Element data from apps and pages:
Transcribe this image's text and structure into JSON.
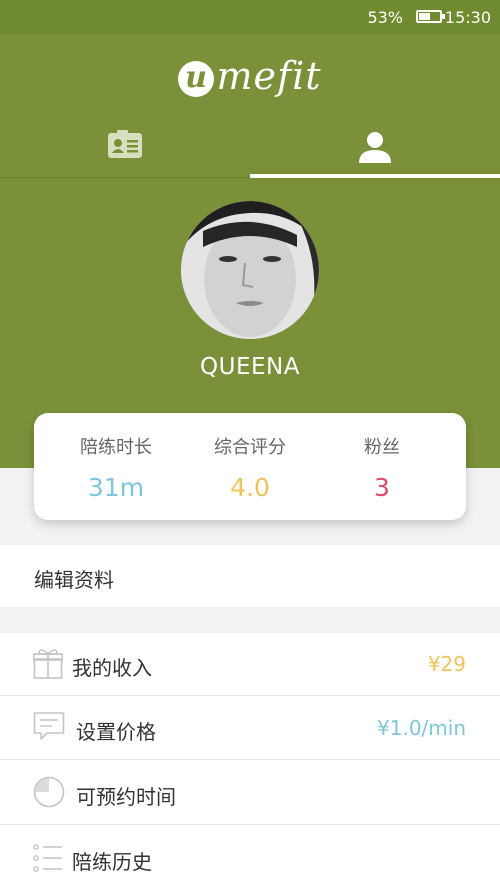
{
  "status_bar": {
    "battery": "53%",
    "time": "15:30"
  },
  "header": {
    "logo_badge": "u",
    "logo_text": "mefit"
  },
  "profile": {
    "name": "QUEENA"
  },
  "stats": [
    {
      "label": "陪练时长",
      "value": "31m",
      "color": "#7ec6dc"
    },
    {
      "label": "综合评分",
      "value": "4.0",
      "color": "#efc45c"
    },
    {
      "label": "粉丝",
      "value": "3",
      "color": "#e14b6a"
    }
  ],
  "edit_profile": {
    "label": "编辑资料"
  },
  "menu": {
    "income": {
      "label": "我的收入",
      "value": "¥29",
      "color": "#efc45c"
    },
    "price": {
      "label": "设置价格",
      "value": "¥1.0/min",
      "color": "#7ec6dc"
    },
    "schedule": {
      "label": "可预约时间"
    },
    "history": {
      "label": "陪练历史"
    }
  }
}
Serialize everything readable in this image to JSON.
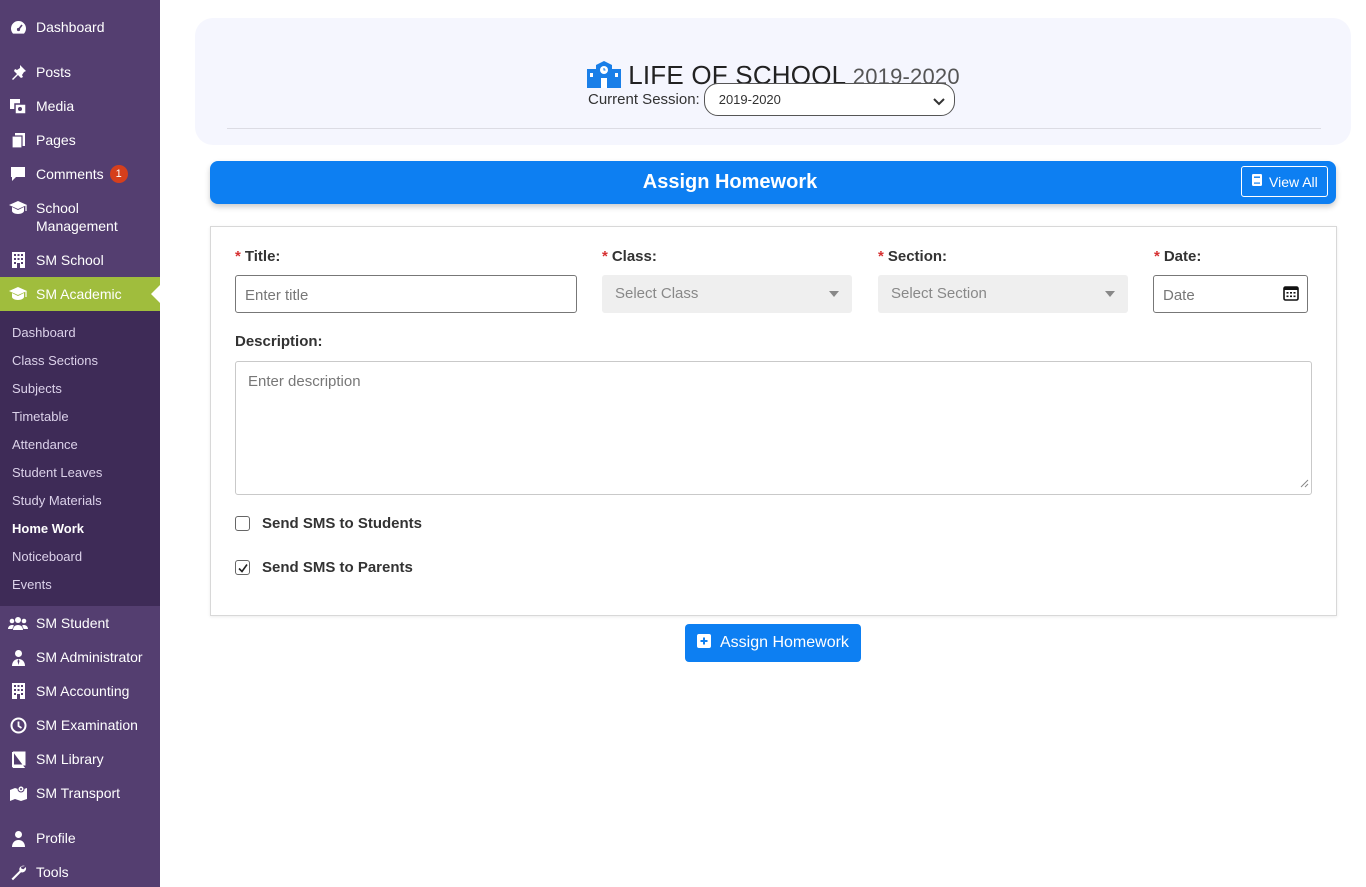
{
  "sidebar": {
    "items": [
      {
        "label": "Dashboard",
        "icon": "dashboard-icon"
      },
      {
        "label": "Posts",
        "icon": "pin-icon"
      },
      {
        "label": "Media",
        "icon": "media-icon"
      },
      {
        "label": "Pages",
        "icon": "pages-icon"
      },
      {
        "label": "Comments",
        "icon": "comment-icon",
        "badge": "1"
      },
      {
        "label": "School\nManagement",
        "icon": "graduation-cap-icon"
      },
      {
        "label": "SM School",
        "icon": "building-icon"
      },
      {
        "label": "SM Academic",
        "icon": "graduation-cap-icon"
      },
      {
        "label": "SM Student",
        "icon": "users-icon"
      },
      {
        "label": "SM Administrator",
        "icon": "user-tie-icon"
      },
      {
        "label": "SM Accounting",
        "icon": "building-icon"
      },
      {
        "label": "SM Examination",
        "icon": "clock-icon"
      },
      {
        "label": "SM Library",
        "icon": "book-icon"
      },
      {
        "label": "SM Transport",
        "icon": "map-icon"
      },
      {
        "label": "Profile",
        "icon": "user-icon"
      },
      {
        "label": "Tools",
        "icon": "wrench-icon"
      }
    ],
    "submenu": [
      "Dashboard",
      "Class Sections",
      "Subjects",
      "Timetable",
      "Attendance",
      "Student Leaves",
      "Study Materials",
      "Home Work",
      "Noticeboard",
      "Events"
    ],
    "current_submenu": "Home Work"
  },
  "header": {
    "title": "LIFE OF SCHOOL",
    "year": "2019-2020",
    "session_label": "Current Session:",
    "session_value": "2019-2020"
  },
  "bar": {
    "title": "Assign Homework",
    "view_all": "View All"
  },
  "form": {
    "title_label": "Title:",
    "title_placeholder": "Enter title",
    "class_label": "Class:",
    "class_placeholder": "Select Class",
    "section_label": "Section:",
    "section_placeholder": "Select Section",
    "date_label": "Date:",
    "date_placeholder": "Date",
    "required_mark": "*",
    "description_label": "Description:",
    "description_placeholder": "Enter description",
    "sms_students": {
      "label": "Send SMS to Students",
      "checked": false
    },
    "sms_parents": {
      "label": "Send SMS to Parents",
      "checked": true
    }
  },
  "submit_label": "Assign Homework",
  "colors": {
    "sidebar": "#543e70",
    "submenu": "#3e2b57",
    "active": "#a0bd3d",
    "primary": "#0d7ff2",
    "badge": "#d63f1c"
  }
}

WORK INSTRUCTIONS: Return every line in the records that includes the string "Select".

THE ANSWER:
    "class_placeholder": "Select Class",
    "section_placeholder": "Select Section",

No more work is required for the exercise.